• Steve Persall of the Tampa Bay Times gave it a C and wanted more of the big fella: “How do you hide a 200-foot, city-stomping, radiation-breathing monster like Godzilla? More to the point, why would you want to? Sure, there’s something to be said for teasing an audience, like Steven Spielberg with his peekaboo shark in Jaws, ratcheting up anticipation of what’s eventually to come. But at some juncture – much earlier than director Gareth Edwards intends – Godzilla needs to stop being an extra in his own movie.”

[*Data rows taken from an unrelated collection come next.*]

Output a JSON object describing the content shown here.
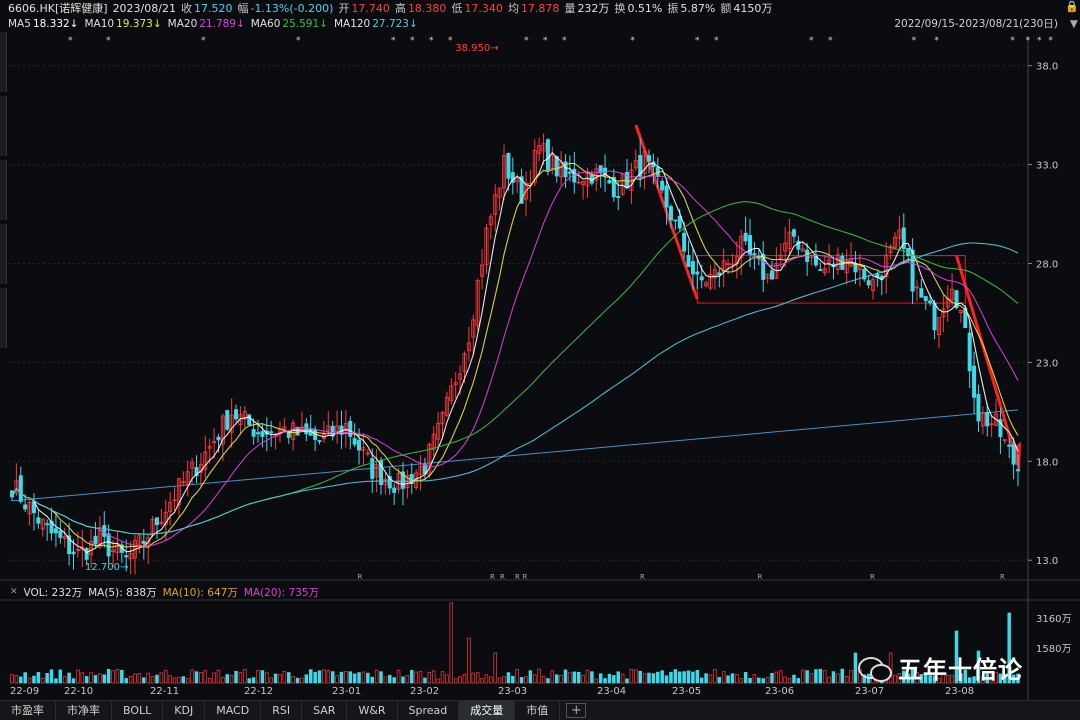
{
  "header": {
    "code": "6606.HK[诺辉健康]",
    "date": "2023/08/21",
    "close_label": "收",
    "close": "17.520",
    "change_label": "幅",
    "change": "-1.13%(-0.200)",
    "open_label": "开",
    "open": "17.740",
    "high_label": "高",
    "high": "18.380",
    "low_label": "低",
    "low": "17.340",
    "avg_label": "均",
    "avg": "17.878",
    "vol_label": "量",
    "vol": "232万",
    "turnover_label": "换",
    "turnover": "0.51%",
    "amp_label": "振",
    "amp": "5.87%",
    "amount_label": "额",
    "amount": "4150万",
    "range": "2022/09/15-2023/08/21(230日)"
  },
  "ma_legend": {
    "ma5": "MA5",
    "ma5_val": "18.332↓",
    "ma10": "MA10",
    "ma10_val": "19.373↓",
    "ma20": "MA20",
    "ma20_val": "21.789↓",
    "ma60": "MA60",
    "ma60_val": "25.591↓",
    "ma120": "MA120",
    "ma120_val": "27.723↓"
  },
  "vol_legend": {
    "vol": "VOL: 232万",
    "ma5": "MA(5): 838万",
    "ma10": "MA(10): 647万",
    "ma20": "MA(20): 735万"
  },
  "annotations": {
    "high": "38.950",
    "low": "12.700"
  },
  "chart_data": {
    "type": "candlestick",
    "title": "6606.HK[诺辉健康]",
    "price_axis_ticks": [
      38.0,
      33.0,
      28.0,
      23.0,
      18.0,
      13.0
    ],
    "price_axis_labels": [
      "38.0",
      "33.0",
      "28.0",
      "23.0",
      "18.0",
      "13.0"
    ],
    "ylim": [
      12.0,
      39.5
    ],
    "volume_axis_labels": [
      "3160万",
      "1580万"
    ],
    "x_tick_labels": [
      "22-09",
      "22-10",
      "22-11",
      "22-12",
      "23-01",
      "23-02",
      "23-03",
      "23-04",
      "23-05",
      "23-06",
      "23-07",
      "23-08"
    ],
    "key_points": [
      {
        "date": "2022-10",
        "price": 12.7,
        "label": "low"
      },
      {
        "date": "2023-02",
        "price": 38.95,
        "label": "high"
      },
      {
        "date": "2023-08-21",
        "open": 17.74,
        "high": 18.38,
        "low": 17.34,
        "close": 17.52
      }
    ],
    "moving_averages": [
      {
        "name": "MA5",
        "value": 18.332,
        "color": "#ffffff"
      },
      {
        "name": "MA10",
        "value": 19.373,
        "color": "#e8e84a"
      },
      {
        "name": "MA20",
        "value": 21.789,
        "color": "#e040e0"
      },
      {
        "name": "MA60",
        "value": 25.591,
        "color": "#3fbf3f"
      },
      {
        "name": "MA120",
        "value": 27.723,
        "color": "#58c8e0"
      }
    ],
    "colors": {
      "up": "#ff3b3b",
      "down": "#3fd8e8",
      "box": "#e02020",
      "trend": "#ff2020"
    }
  },
  "tabs": [
    "市盈率",
    "市净率",
    "BOLL",
    "KDJ",
    "MACD",
    "RSI",
    "SAR",
    "W&R",
    "Spread",
    "成交量",
    "市值"
  ],
  "active_tab": "成交量",
  "watermark": {
    "text": "五年十倍论"
  }
}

• Mick LaSalle of the San Francisco Chronicle wanted more of a human element, which is why he have it 2 stars out of 4: “The visuals are impressive – these days, they usually are. … The movie’s big visual showpiece is a monster battle taking place in downtown San Francisco. It’s just monsters breaking things in a powdery haze of pulverized plaster, and, to its credit, the scene really does look like it’s actually happening. Still, without any human participation of any importance, it’s hard to get worked up about any of it – and that’s even if you happen to be watching the movie in downtown San Francisco.
• “Ditto” said Cary Darling of the Fort Worth Star-Telegram, with a 2 out of 5 score: “The ‘Godzilla’ reboot perfectly illustrates the problem that has long haunted mediocre monster movies. When the big, scaly guys are on screen, it’s a fun thrill ride. But when the humans are at the center of the action, things get scary – and not in a good way.”